Roles as political advisers
Virologists, epidemiologists and public health experts now take center stage in press briefings alongside world leaders, with journalists and audiences hanging on their answers like never before.
As governments weigh the next steps on when and how to lift lockdown measures, the role scientific experts play in political decision-making has also come under scrutiny.
German Chancellor Angela Merkel and Health Minister Jens Spahn receive regular briefings from research institutes and coronavirus experts, Drosten included.
Read more: Why the world is looking to Angela Merkel
Streeck has also been advising Armin Laschet, the premier of Germany's most populous state North Rhine-Westphalia, where the former virus hot spot of Heinsberg is located.
Laschet has been pushing for lockdown measures to be loosened more quickly, recently saying in a Deutschlandfunk radio interview: "Virologists can't tell me what [decisions] I should make."
In recent weeks, German media has been flooded with articles on whether virologists "have too much influence" over the measures — a notion strongly rejected by the scientists themselves.
"Politics makes the decisions, not science," Drosten said in a podcast in late March. The role of scientists is to generate data and attempt to explain what is going on, he said.
'I get death threats'
As countries around the world begin to flatten the curve, and with the public and businesses itching to return to a semblance of pre-pandemic life, scientific experts advising caution have become targets for frustration — and even hate.
In early April, US media reported that Fauci's security detail had been increased due to growing threats against the medical expert, with police reportedly stationed around the clock outside his home.
Drosten revealed in an interview with British newspaper The Guardian that he has also received death threats. The revelation sparked headlines across Germany, prompting political leaders like Bavaria State Premier Markus Söder to jump to the defense of virologists.
In his interview with The Guardian,Drosten said many view him as "the evil guy who is crippling the economy."
"I get death threats, which I pass on to the police," he told the newspaper.
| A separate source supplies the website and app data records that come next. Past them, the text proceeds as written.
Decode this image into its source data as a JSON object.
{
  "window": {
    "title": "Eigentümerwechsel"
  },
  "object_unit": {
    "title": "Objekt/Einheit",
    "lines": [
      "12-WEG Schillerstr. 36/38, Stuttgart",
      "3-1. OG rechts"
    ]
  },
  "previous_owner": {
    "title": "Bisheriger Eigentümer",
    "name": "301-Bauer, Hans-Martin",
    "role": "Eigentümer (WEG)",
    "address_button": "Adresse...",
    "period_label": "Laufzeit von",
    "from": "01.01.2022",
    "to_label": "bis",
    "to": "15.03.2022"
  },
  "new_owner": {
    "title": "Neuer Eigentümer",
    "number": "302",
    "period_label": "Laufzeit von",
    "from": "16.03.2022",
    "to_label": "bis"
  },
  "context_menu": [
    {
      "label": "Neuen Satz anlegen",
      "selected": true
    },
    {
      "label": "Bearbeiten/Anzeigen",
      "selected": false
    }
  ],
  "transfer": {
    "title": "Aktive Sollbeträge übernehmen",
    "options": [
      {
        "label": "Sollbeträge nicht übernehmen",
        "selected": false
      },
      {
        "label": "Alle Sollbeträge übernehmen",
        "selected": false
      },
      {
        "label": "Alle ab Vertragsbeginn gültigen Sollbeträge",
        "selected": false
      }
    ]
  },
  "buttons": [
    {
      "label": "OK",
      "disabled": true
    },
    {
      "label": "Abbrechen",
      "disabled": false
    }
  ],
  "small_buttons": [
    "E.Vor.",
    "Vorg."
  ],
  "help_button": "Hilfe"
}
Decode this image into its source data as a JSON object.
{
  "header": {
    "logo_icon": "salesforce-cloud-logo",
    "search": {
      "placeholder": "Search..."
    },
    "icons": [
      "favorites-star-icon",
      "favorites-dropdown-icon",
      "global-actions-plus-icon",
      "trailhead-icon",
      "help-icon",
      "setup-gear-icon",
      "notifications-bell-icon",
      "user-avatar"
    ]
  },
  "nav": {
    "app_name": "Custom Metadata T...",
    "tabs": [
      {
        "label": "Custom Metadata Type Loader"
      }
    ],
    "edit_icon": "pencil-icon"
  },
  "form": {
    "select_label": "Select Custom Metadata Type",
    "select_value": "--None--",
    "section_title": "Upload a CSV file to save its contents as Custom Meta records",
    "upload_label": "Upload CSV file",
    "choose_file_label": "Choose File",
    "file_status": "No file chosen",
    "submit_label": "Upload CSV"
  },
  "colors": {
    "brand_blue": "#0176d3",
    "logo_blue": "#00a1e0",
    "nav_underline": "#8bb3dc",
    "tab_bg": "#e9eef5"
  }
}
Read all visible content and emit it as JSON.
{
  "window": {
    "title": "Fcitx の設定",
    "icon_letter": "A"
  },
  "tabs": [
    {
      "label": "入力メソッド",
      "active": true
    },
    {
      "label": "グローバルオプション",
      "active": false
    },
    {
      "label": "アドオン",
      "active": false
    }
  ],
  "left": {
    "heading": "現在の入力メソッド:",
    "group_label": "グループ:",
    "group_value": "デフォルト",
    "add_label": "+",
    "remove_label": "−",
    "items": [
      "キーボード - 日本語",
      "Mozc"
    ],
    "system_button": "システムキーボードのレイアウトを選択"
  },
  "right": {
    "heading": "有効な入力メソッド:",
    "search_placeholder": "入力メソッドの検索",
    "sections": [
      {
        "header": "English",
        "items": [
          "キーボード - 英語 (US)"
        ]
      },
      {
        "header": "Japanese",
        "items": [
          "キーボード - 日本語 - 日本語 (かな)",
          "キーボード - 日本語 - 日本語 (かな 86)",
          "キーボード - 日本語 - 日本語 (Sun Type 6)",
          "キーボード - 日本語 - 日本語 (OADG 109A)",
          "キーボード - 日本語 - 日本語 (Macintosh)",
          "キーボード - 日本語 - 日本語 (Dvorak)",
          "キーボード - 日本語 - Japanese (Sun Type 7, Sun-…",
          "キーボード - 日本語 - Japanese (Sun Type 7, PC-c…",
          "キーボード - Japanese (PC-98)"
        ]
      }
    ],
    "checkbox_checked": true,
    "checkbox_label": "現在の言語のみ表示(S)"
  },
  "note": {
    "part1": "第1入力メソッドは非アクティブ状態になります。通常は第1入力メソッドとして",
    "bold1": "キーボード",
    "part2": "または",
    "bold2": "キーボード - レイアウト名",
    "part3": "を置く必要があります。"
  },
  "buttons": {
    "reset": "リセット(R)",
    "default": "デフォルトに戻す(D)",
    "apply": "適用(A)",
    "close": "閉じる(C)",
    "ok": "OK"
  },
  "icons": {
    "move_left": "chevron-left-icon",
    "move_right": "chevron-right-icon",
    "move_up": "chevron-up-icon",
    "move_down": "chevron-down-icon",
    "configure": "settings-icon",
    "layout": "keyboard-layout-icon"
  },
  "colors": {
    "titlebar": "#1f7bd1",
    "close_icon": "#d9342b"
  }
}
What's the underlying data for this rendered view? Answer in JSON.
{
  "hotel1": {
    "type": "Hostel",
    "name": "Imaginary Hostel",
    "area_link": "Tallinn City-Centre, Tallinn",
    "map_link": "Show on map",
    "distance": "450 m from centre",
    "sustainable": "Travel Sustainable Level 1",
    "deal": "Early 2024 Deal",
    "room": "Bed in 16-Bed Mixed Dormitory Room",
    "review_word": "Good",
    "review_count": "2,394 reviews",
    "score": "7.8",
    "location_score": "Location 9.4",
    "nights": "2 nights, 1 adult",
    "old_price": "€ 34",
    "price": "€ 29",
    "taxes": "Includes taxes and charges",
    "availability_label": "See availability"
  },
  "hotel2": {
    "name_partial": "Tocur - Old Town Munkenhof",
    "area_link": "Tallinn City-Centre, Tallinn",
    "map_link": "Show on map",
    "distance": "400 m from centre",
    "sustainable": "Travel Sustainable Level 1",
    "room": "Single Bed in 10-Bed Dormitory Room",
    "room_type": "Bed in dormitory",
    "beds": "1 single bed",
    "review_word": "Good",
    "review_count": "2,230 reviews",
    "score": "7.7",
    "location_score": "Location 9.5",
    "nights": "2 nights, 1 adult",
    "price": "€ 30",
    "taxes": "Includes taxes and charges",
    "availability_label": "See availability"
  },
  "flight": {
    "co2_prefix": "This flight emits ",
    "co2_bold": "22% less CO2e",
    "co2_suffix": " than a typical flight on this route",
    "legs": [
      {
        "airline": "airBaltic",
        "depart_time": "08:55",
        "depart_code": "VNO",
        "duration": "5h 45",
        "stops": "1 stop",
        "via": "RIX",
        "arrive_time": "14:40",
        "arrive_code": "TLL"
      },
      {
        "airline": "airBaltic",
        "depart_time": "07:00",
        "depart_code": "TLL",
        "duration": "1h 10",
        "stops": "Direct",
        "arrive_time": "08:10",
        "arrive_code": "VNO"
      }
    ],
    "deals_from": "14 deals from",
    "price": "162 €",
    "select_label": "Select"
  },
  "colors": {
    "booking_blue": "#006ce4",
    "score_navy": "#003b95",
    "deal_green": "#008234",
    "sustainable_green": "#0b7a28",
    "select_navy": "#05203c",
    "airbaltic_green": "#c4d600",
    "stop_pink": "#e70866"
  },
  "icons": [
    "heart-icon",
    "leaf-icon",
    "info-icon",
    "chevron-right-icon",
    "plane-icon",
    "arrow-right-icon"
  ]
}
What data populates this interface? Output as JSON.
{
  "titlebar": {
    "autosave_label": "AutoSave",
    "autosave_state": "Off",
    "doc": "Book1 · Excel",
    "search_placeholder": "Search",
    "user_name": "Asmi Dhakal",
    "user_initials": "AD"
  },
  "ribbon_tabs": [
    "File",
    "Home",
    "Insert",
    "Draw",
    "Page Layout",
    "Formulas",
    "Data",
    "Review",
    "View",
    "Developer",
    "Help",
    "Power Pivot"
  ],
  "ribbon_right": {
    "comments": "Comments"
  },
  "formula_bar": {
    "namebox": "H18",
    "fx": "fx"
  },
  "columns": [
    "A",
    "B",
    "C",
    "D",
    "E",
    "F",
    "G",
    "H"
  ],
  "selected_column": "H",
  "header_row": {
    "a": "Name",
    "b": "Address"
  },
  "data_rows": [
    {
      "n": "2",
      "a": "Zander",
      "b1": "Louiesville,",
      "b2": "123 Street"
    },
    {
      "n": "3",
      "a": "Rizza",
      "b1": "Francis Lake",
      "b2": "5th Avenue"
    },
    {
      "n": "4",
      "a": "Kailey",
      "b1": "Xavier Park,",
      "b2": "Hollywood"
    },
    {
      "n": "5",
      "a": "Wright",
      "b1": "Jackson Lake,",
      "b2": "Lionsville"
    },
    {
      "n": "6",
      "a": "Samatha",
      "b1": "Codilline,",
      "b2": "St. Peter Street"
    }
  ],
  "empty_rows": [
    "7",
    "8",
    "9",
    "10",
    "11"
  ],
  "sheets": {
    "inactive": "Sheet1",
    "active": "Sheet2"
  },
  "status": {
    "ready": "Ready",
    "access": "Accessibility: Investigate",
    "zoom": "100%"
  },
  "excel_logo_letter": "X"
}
A spokesperson for the Berlin police declined to comment to DW on the threats.
In an episode of his podcast in early April, the virologist said he received an email holding him personally responsible for the death of Thomas Schäfer, the finance minister for the state of Hesse. Schäfer died in a suspected suicide at the end of March, with officials at the time saying he was worried about managing the COVID-19 pandemic.
When asked on his podcast this week about why he continues to work so publicly despite the potential threats to his personal safety, Drosten made clear that he strongly believes in the progress Germany has made and is committed to helping maintain the country's early wins.
"People are asking how the Germans managed this. There are two components: the early and broad availability of diagnostic tests and the belief in science — in politics as well as in the general public," Drosten explained.
"I don't see why we should throw that overboard now," he said. "That's the reason why am continuing."